(DATA LISTING Opens)

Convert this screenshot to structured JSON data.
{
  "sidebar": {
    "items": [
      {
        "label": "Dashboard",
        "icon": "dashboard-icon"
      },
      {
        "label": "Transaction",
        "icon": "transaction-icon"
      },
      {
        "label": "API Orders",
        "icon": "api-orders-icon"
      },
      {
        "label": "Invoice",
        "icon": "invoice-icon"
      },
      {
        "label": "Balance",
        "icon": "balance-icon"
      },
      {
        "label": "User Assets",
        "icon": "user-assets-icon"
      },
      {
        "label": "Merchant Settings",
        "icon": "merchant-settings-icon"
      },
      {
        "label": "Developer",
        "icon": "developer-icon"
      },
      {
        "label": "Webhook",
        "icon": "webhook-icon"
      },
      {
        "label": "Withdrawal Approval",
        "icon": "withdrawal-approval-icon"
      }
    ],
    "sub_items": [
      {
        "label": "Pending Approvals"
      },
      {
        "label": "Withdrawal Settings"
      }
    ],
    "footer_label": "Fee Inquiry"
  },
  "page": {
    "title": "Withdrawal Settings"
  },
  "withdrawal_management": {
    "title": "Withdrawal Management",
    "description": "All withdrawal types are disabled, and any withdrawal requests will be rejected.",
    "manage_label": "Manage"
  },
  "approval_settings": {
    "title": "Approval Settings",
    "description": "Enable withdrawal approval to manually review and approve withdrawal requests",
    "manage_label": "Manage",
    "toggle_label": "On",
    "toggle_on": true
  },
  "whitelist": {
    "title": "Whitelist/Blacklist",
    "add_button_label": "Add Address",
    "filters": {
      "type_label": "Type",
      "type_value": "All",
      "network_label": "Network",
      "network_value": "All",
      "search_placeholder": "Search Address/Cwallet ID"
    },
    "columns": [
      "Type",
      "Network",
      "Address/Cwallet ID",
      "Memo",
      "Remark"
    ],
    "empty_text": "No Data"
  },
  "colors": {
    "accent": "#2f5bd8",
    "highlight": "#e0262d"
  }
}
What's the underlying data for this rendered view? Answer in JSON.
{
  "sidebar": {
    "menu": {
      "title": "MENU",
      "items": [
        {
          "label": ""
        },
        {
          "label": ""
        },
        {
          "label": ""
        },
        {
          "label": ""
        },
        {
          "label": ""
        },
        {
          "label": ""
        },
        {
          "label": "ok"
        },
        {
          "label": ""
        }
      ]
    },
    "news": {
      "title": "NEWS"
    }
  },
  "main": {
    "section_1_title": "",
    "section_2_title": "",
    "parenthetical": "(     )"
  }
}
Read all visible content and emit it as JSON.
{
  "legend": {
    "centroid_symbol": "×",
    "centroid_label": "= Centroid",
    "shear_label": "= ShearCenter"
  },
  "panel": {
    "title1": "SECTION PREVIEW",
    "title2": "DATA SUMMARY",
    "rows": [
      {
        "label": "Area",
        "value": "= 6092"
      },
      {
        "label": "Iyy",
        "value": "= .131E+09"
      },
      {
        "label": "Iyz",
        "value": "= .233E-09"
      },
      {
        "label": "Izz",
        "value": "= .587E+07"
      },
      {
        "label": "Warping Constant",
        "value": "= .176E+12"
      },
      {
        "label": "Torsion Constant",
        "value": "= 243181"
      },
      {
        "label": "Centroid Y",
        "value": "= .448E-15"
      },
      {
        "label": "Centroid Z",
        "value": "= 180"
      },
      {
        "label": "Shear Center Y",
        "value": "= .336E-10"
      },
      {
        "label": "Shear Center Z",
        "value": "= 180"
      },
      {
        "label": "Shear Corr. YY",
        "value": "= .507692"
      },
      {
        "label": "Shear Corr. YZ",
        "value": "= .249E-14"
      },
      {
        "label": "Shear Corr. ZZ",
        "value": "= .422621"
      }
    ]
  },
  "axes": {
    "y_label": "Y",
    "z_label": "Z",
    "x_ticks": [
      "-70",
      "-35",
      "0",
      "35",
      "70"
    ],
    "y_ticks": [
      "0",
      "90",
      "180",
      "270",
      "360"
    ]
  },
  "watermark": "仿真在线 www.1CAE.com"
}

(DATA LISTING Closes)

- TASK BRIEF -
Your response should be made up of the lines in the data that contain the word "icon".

- ANSWER BOX -
        "icon": "dashboard-icon"
        "icon": "transaction-icon"
        "icon": "api-orders-icon"
        "icon": "invoice-icon"
        "icon": "balance-icon"
        "icon": "user-assets-icon"
        "icon": "merchant-settings-icon"
        "icon": "developer-icon"
        "icon": "webhook-icon"
        "icon": "withdrawal-approval-icon"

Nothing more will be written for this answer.